[Dataset rows describing interfaces]
*** Block opens ***

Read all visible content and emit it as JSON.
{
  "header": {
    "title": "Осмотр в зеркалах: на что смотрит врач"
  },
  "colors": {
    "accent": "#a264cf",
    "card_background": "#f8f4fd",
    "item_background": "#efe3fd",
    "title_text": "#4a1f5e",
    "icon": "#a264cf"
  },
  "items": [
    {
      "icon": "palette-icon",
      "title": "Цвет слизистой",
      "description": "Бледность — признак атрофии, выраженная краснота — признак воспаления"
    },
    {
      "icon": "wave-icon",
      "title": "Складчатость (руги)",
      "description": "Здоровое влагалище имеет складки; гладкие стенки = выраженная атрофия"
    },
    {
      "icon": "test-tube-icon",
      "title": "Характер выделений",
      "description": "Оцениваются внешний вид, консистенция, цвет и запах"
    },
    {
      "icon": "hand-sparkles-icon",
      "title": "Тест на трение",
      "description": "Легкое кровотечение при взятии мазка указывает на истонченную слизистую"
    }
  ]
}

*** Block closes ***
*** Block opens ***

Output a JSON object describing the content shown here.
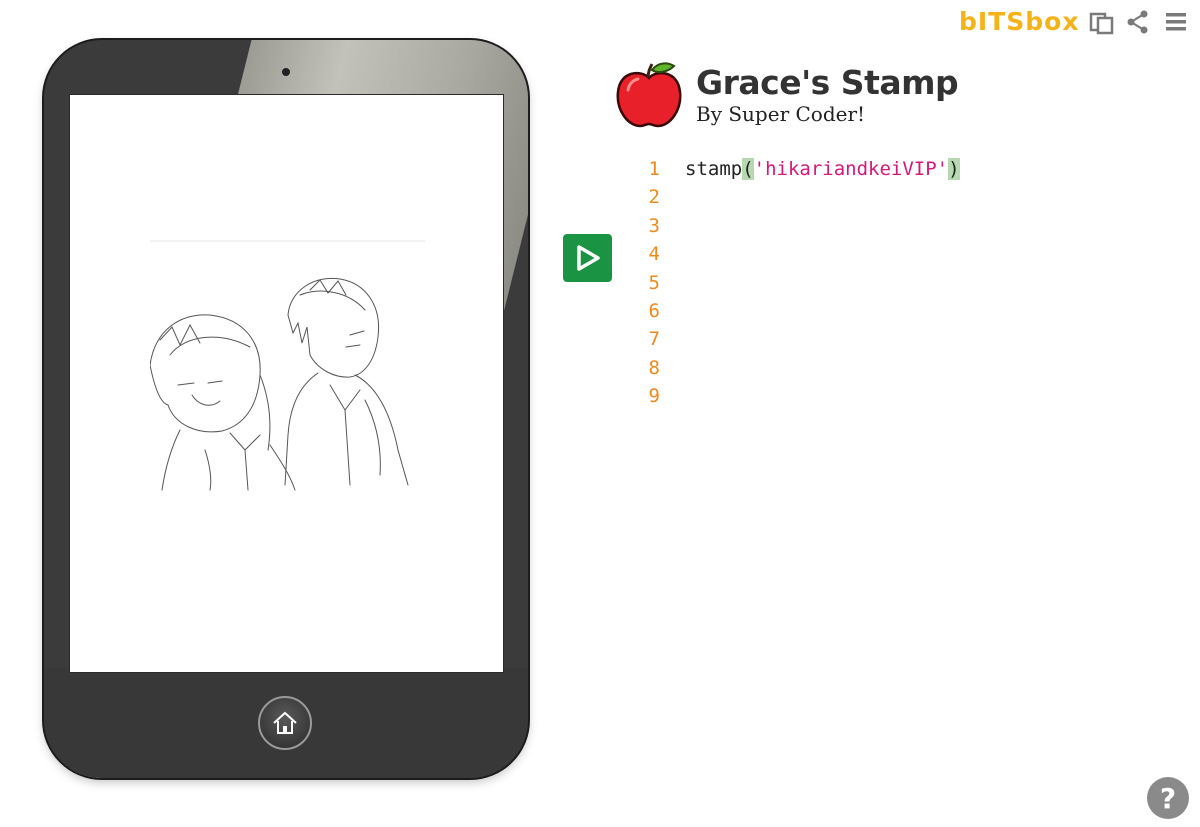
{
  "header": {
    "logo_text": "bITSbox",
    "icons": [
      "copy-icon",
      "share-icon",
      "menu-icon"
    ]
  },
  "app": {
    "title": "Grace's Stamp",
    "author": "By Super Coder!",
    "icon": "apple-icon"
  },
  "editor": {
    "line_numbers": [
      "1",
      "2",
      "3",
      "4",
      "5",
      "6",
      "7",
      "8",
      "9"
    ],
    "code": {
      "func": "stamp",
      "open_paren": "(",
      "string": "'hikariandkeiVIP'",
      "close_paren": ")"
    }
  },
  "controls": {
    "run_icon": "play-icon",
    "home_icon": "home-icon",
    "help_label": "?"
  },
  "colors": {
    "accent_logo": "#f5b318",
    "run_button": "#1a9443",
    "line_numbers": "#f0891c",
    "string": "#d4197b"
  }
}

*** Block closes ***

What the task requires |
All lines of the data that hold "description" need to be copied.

Exercise response |
      "description": "Бледность — признак атрофии, выраженная краснота — признак воспаления"
      "description": "Здоровое влагалище имеет складки; гладкие стенки = выраженная атрофия"
      "description": "Оцениваются внешний вид, консистенция, цвет и запах"
      "description": "Легкое кровотечение при взятии мазка указывает на истонченную слизистую"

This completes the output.